START DATASET EXTRACT

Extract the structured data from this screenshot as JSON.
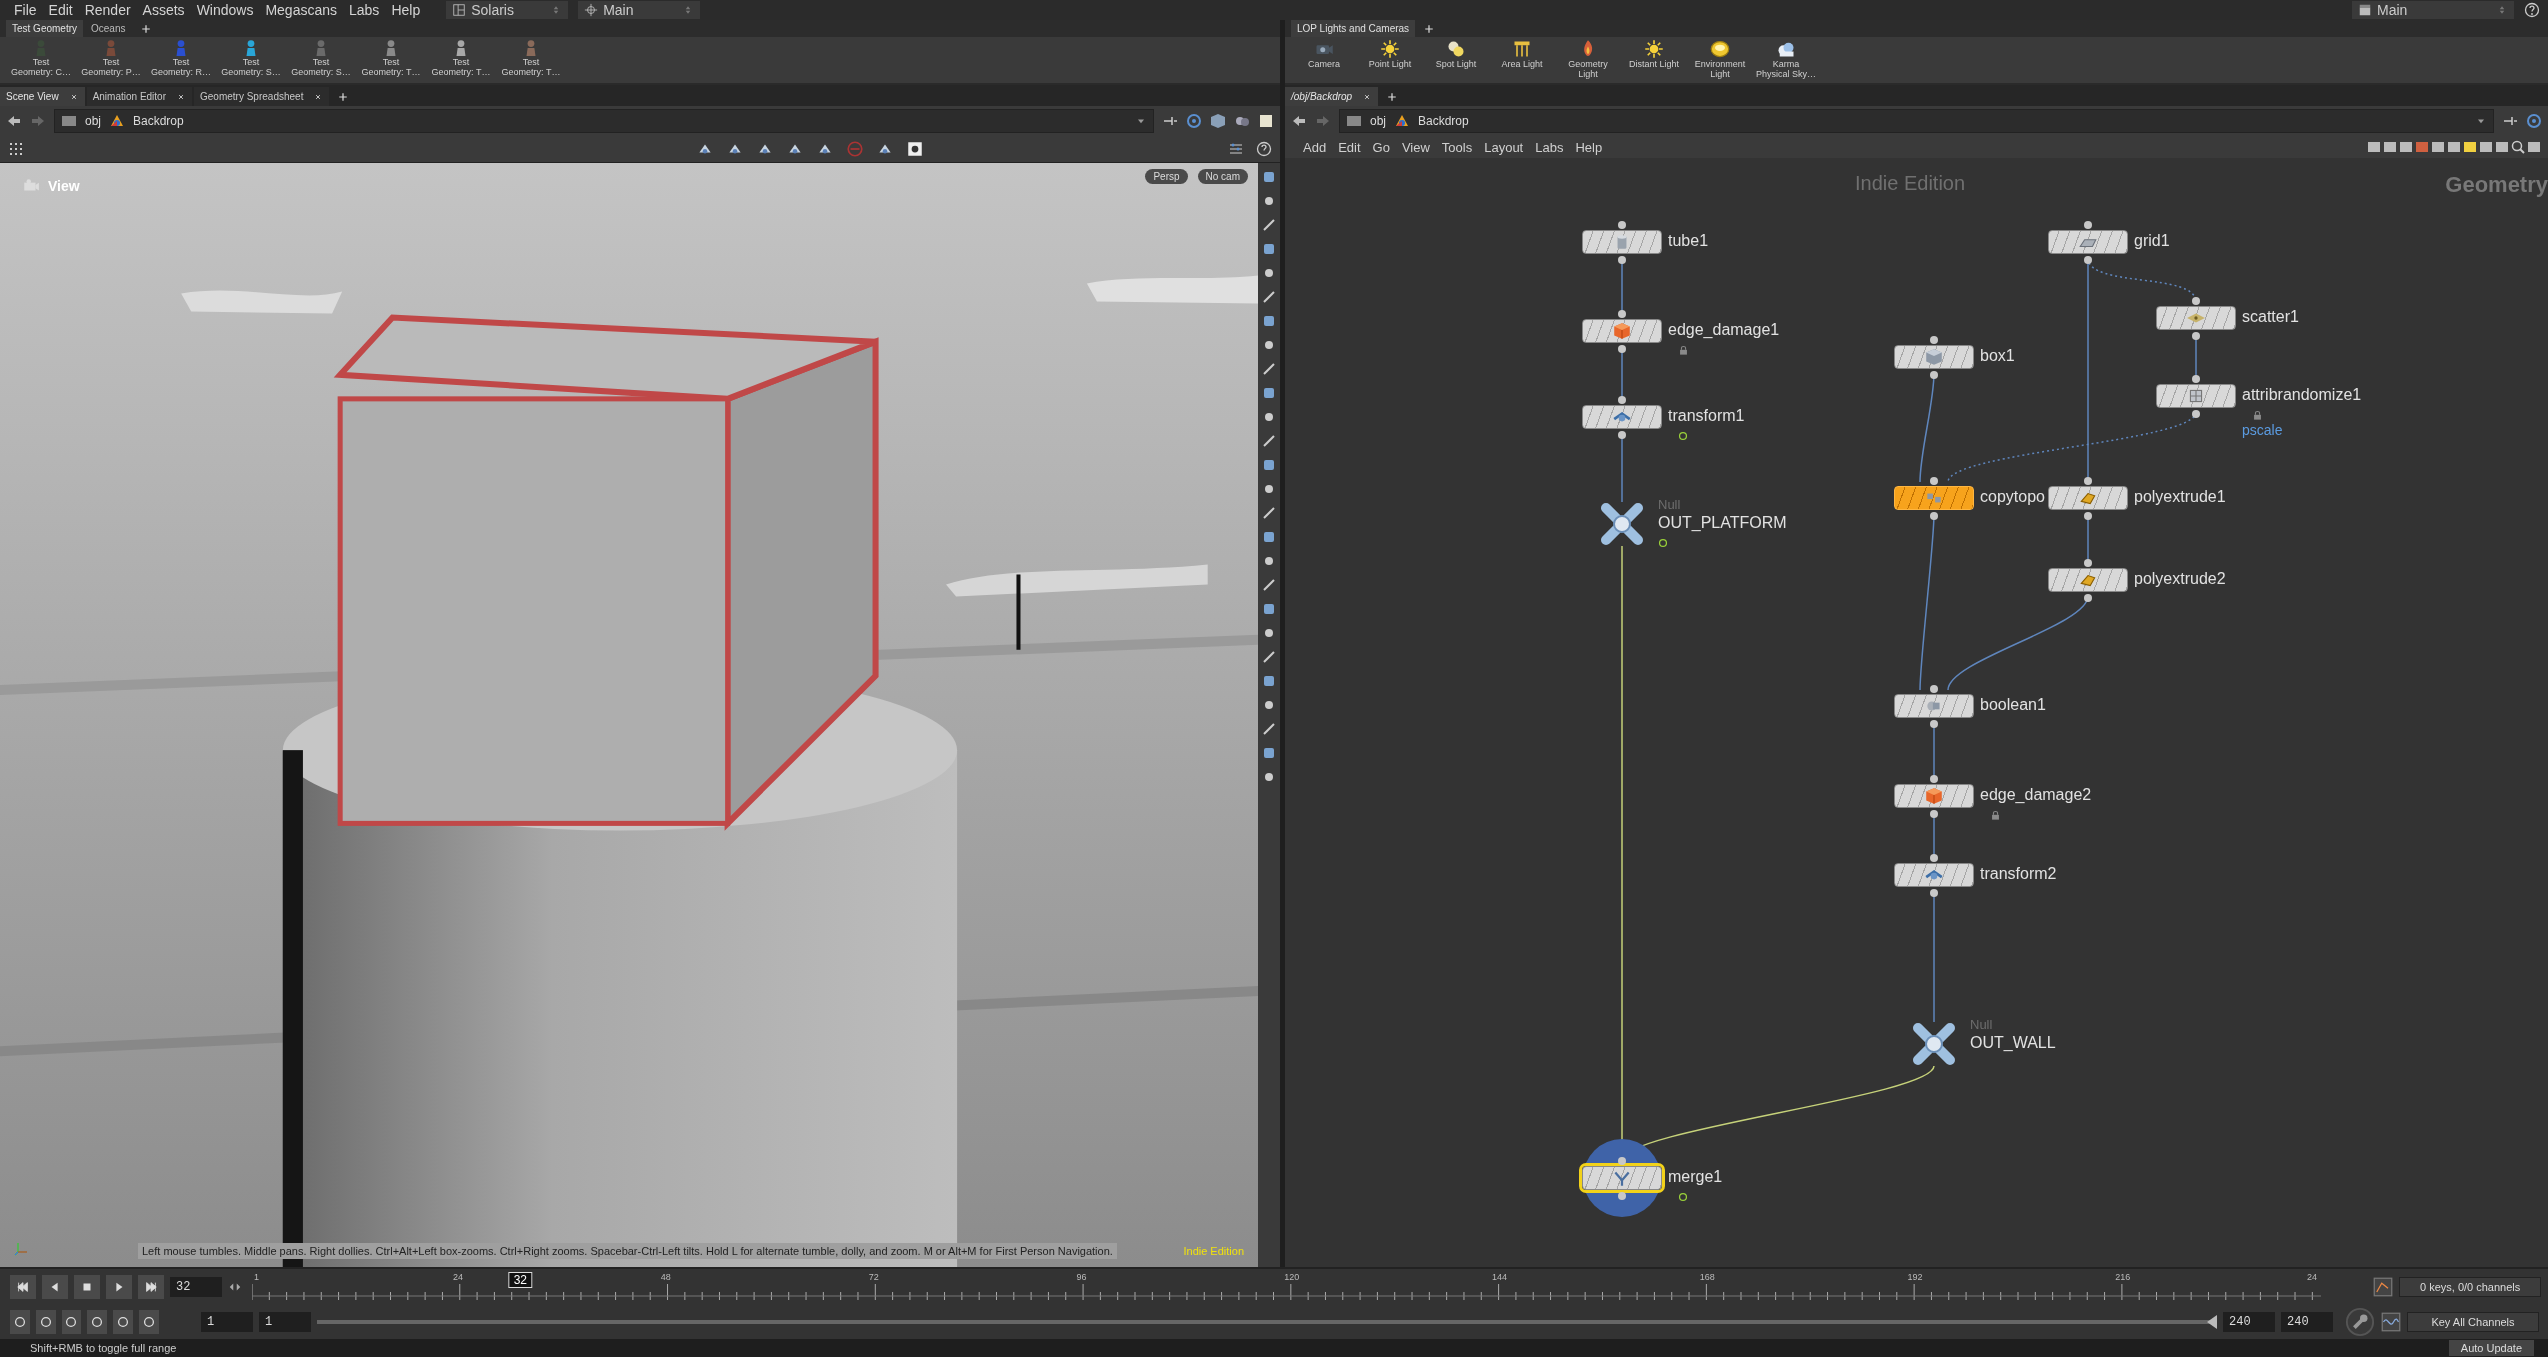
{
  "menubar": {
    "menus": [
      "File",
      "Edit",
      "Render",
      "Assets",
      "Windows",
      "Megascans",
      "Labs",
      "Help"
    ],
    "desktop": "Solaris",
    "context": "Main",
    "right_context": "Main"
  },
  "left_shelf": {
    "tabs": [
      {
        "label": "Test Geometry",
        "selected": true
      },
      {
        "label": "Oceans",
        "selected": false
      }
    ],
    "tools": [
      {
        "lines": [
          "Test",
          "Geometry: C…"
        ]
      },
      {
        "lines": [
          "Test",
          "Geometry: P…"
        ]
      },
      {
        "lines": [
          "Test",
          "Geometry: R…"
        ]
      },
      {
        "lines": [
          "Test",
          "Geometry: S…"
        ]
      },
      {
        "lines": [
          "Test",
          "Geometry: S…"
        ]
      },
      {
        "lines": [
          "Test",
          "Geometry: T…"
        ]
      },
      {
        "lines": [
          "Test",
          "Geometry: T…"
        ]
      },
      {
        "lines": [
          "Test",
          "Geometry: T…"
        ]
      }
    ]
  },
  "left_pane": {
    "tabs": [
      {
        "label": "Scene View",
        "selected": true
      },
      {
        "label": "Animation Editor",
        "selected": false
      },
      {
        "label": "Geometry Spreadsheet",
        "selected": false
      }
    ],
    "path": [
      "obj",
      "Backdrop"
    ]
  },
  "viewport": {
    "title": "View",
    "camera_buttons": [
      "Persp",
      "No cam"
    ],
    "hint": "Left mouse tumbles. Middle pans. Right dollies. Ctrl+Alt+Left box-zooms. Ctrl+Right zooms. Spacebar-Ctrl-Left tilts. Hold L for alternate tumble, dolly, and zoom. M or Alt+M for First Person Navigation.",
    "edition": "Indie Edition",
    "scene": {
      "kind": "picture"
    }
  },
  "right_shelf": {
    "tabs": [
      {
        "label": "LOP Lights and Cameras",
        "selected": true
      }
    ],
    "tools": [
      {
        "lines": [
          "Camera"
        ]
      },
      {
        "lines": [
          "Point Light"
        ]
      },
      {
        "lines": [
          "Spot Light"
        ]
      },
      {
        "lines": [
          "Area Light"
        ]
      },
      {
        "lines": [
          "Geometry",
          "Light"
        ]
      },
      {
        "lines": [
          "Distant Light"
        ]
      },
      {
        "lines": [
          "Environment",
          "Light"
        ]
      },
      {
        "lines": [
          "Karma",
          "Physical Sky…"
        ]
      }
    ]
  },
  "network": {
    "tab": "/obj/Backdrop",
    "path": [
      "obj",
      "Backdrop"
    ],
    "menus": [
      "Add",
      "Edit",
      "Go",
      "View",
      "Tools",
      "Layout",
      "Labs",
      "Help"
    ],
    "edition": "Indie Edition",
    "context": "Geometry",
    "nodes": [
      {
        "name": "tube1",
        "kind": "tube",
        "selected": false,
        "display": false,
        "locked": false,
        "flagged": false
      },
      {
        "name": "edge_damage1",
        "kind": "edge_damage",
        "selected": false,
        "display": false,
        "locked": true,
        "flagged": false
      },
      {
        "name": "transform1",
        "kind": "transform",
        "selected": false,
        "display": false,
        "locked": false,
        "flagged": true
      },
      {
        "name": "OUT_PLATFORM",
        "kind": "null",
        "type_label": "Null",
        "selected": false,
        "display": false,
        "locked": false,
        "flagged": true
      },
      {
        "name": "box1",
        "kind": "box",
        "selected": false,
        "display": false,
        "locked": false,
        "flagged": false
      },
      {
        "name": "grid1",
        "kind": "grid",
        "selected": false,
        "display": false,
        "locked": false,
        "flagged": false
      },
      {
        "name": "scatter1",
        "kind": "scatter",
        "selected": false,
        "display": false,
        "locked": false,
        "flagged": false
      },
      {
        "name": "attribrandomize1",
        "kind": "attribrandomize",
        "note": "pscale",
        "selected": false,
        "display": false,
        "locked": true,
        "flagged": false
      },
      {
        "name": "copytopo",
        "kind": "copytopoints",
        "selected": true,
        "display": false,
        "locked": false,
        "flagged": false
      },
      {
        "name": "polyextrude1",
        "kind": "polyextrude",
        "selected": false,
        "display": false,
        "locked": false,
        "flagged": false
      },
      {
        "name": "polyextrude2",
        "kind": "polyextrude",
        "selected": false,
        "display": false,
        "locked": false,
        "flagged": false
      },
      {
        "name": "boolean1",
        "kind": "boolean",
        "selected": false,
        "display": false,
        "locked": false,
        "flagged": false
      },
      {
        "name": "edge_damage2",
        "kind": "edge_damage",
        "selected": false,
        "display": false,
        "locked": true,
        "flagged": false
      },
      {
        "name": "transform2",
        "kind": "transform",
        "selected": false,
        "display": false,
        "locked": false,
        "flagged": false
      },
      {
        "name": "OUT_WALL",
        "kind": "null",
        "type_label": "Null",
        "selected": false,
        "display": false,
        "locked": false,
        "flagged": false
      },
      {
        "name": "merge1",
        "kind": "merge",
        "selected": false,
        "display": true,
        "locked": false,
        "flagged": true
      }
    ]
  },
  "timeline": {
    "frame": "32",
    "ticks": [
      "1",
      "24",
      "48",
      "72",
      "96",
      "120",
      "144",
      "168",
      "192",
      "216",
      "24"
    ],
    "playhead": {
      "label": "32",
      "level": 0.1297
    },
    "range_start": [
      "1",
      "1"
    ],
    "range_end": [
      "240",
      "240"
    ],
    "range_bar": {
      "level": 1
    },
    "keys": "0 keys, 0/0 channels",
    "key_mode": "Key All Channels"
  },
  "status_bar": {
    "message": "Shift+RMB to toggle full range",
    "update_mode": "Auto Update"
  }
}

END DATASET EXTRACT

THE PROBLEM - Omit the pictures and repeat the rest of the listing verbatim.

EXERCISE ANSWER -
Extract the structured data from this screenshot as JSON.
{
  "menubar": {
    "menus": [
      "File",
      "Edit",
      "Render",
      "Assets",
      "Windows",
      "Megascans",
      "Labs",
      "Help"
    ],
    "desktop": "Solaris",
    "context": "Main",
    "right_context": "Main"
  },
  "left_shelf": {
    "tabs": [
      {
        "label": "Test Geometry",
        "selected": true
      },
      {
        "label": "Oceans",
        "selected": false
      }
    ],
    "tools": [
      {
        "lines": [
          "Test",
          "Geometry: C…"
        ]
      },
      {
        "lines": [
          "Test",
          "Geometry: P…"
        ]
      },
      {
        "lines": [
          "Test",
          "Geometry: R…"
        ]
      },
      {
        "lines": [
          "Test",
          "Geometry: S…"
        ]
      },
      {
        "lines": [
          "Test",
          "Geometry: S…"
        ]
      },
      {
        "lines": [
          "Test",
          "Geometry: T…"
        ]
      },
      {
        "lines": [
          "Test",
          "Geometry: T…"
        ]
      },
      {
        "lines": [
          "Test",
          "Geometry: T…"
        ]
      }
    ]
  },
  "left_pane": {
    "tabs": [
      {
        "label": "Scene View",
        "selected": true
      },
      {
        "label": "Animation Editor",
        "selected": false
      },
      {
        "label": "Geometry Spreadsheet",
        "selected": false
      }
    ],
    "path": [
      "obj",
      "Backdrop"
    ]
  },
  "viewport": {
    "title": "View",
    "camera_buttons": [
      "Persp",
      "No cam"
    ],
    "hint": "Left mouse tumbles. Middle pans. Right dollies. Ctrl+Alt+Left box-zooms. Ctrl+Right zooms. Spacebar-Ctrl-Left tilts. Hold L for alternate tumble, dolly, and zoom. M or Alt+M for First Person Navigation.",
    "edition": "Indie Edition",
    "scene": {
      "kind": "picture"
    }
  },
  "right_shelf": {
    "tabs": [
      {
        "label": "LOP Lights and Cameras",
        "selected": true
      }
    ],
    "tools": [
      {
        "lines": [
          "Camera"
        ]
      },
      {
        "lines": [
          "Point Light"
        ]
      },
      {
        "lines": [
          "Spot Light"
        ]
      },
      {
        "lines": [
          "Area Light"
        ]
      },
      {
        "lines": [
          "Geometry",
          "Light"
        ]
      },
      {
        "lines": [
          "Distant Light"
        ]
      },
      {
        "lines": [
          "Environment",
          "Light"
        ]
      },
      {
        "lines": [
          "Karma",
          "Physical Sky…"
        ]
      }
    ]
  },
  "network": {
    "tab": "/obj/Backdrop",
    "path": [
      "obj",
      "Backdrop"
    ],
    "menus": [
      "Add",
      "Edit",
      "Go",
      "View",
      "Tools",
      "Layout",
      "Labs",
      "Help"
    ],
    "edition": "Indie Edition",
    "context": "Geometry",
    "nodes": [
      {
        "name": "tube1",
        "kind": "tube",
        "selected": false,
        "display": false,
        "locked": false,
        "flagged": false
      },
      {
        "name": "edge_damage1",
        "kind": "edge_damage",
        "selected": false,
        "display": false,
        "locked": true,
        "flagged": false
      },
      {
        "name": "transform1",
        "kind": "transform",
        "selected": false,
        "display": false,
        "locked": false,
        "flagged": true
      },
      {
        "name": "OUT_PLATFORM",
        "kind": "null",
        "type_label": "Null",
        "selected": false,
        "display": false,
        "locked": false,
        "flagged": true
      },
      {
        "name": "box1",
        "kind": "box",
        "selected": false,
        "display": false,
        "locked": false,
        "flagged": false
      },
      {
        "name": "grid1",
        "kind": "grid",
        "selected": false,
        "display": false,
        "locked": false,
        "flagged": false
      },
      {
        "name": "scatter1",
        "kind": "scatter",
        "selected": false,
        "display": false,
        "locked": false,
        "flagged": false
      },
      {
        "name": "attribrandomize1",
        "kind": "attribrandomize",
        "note": "pscale",
        "selected": false,
        "display": false,
        "locked": true,
        "flagged": false
      },
      {
        "name": "copytopo",
        "kind": "copytopoints",
        "selected": true,
        "display": false,
        "locked": false,
        "flagged": false
      },
      {
        "name": "polyextrude1",
        "kind": "polyextrude",
        "selected": false,
        "display": false,
        "locked": false,
        "flagged": false
      },
      {
        "name": "polyextrude2",
        "kind": "polyextrude",
        "selected": false,
        "display": false,
        "locked": false,
        "flagged": false
      },
      {
        "name": "boolean1",
        "kind": "boolean",
        "selected": false,
        "display": false,
        "locked": false,
        "flagged": false
      },
      {
        "name": "edge_damage2",
        "kind": "edge_damage",
        "selected": false,
        "display": false,
        "locked": true,
        "flagged": false
      },
      {
        "name": "transform2",
        "kind": "transform",
        "selected": false,
        "display": false,
        "locked": false,
        "flagged": false
      },
      {
        "name": "OUT_WALL",
        "kind": "null",
        "type_label": "Null",
        "selected": false,
        "display": false,
        "locked": false,
        "flagged": false
      },
      {
        "name": "merge1",
        "kind": "merge",
        "selected": false,
        "display": true,
        "locked": false,
        "flagged": true
      }
    ]
  },
  "timeline": {
    "frame": "32",
    "ticks": [
      "1",
      "24",
      "48",
      "72",
      "96",
      "120",
      "144",
      "168",
      "192",
      "216",
      "24"
    ],
    "playhead": {
      "label": "32",
      "level": 0.1297
    },
    "range_start": [
      "1",
      "1"
    ],
    "range_end": [
      "240",
      "240"
    ],
    "range_bar": {
      "level": 1
    },
    "keys": "0 keys, 0/0 channels",
    "key_mode": "Key All Channels"
  },
  "status_bar": {
    "message": "Shift+RMB to toggle full range",
    "update_mode": "Auto Update"
  }
}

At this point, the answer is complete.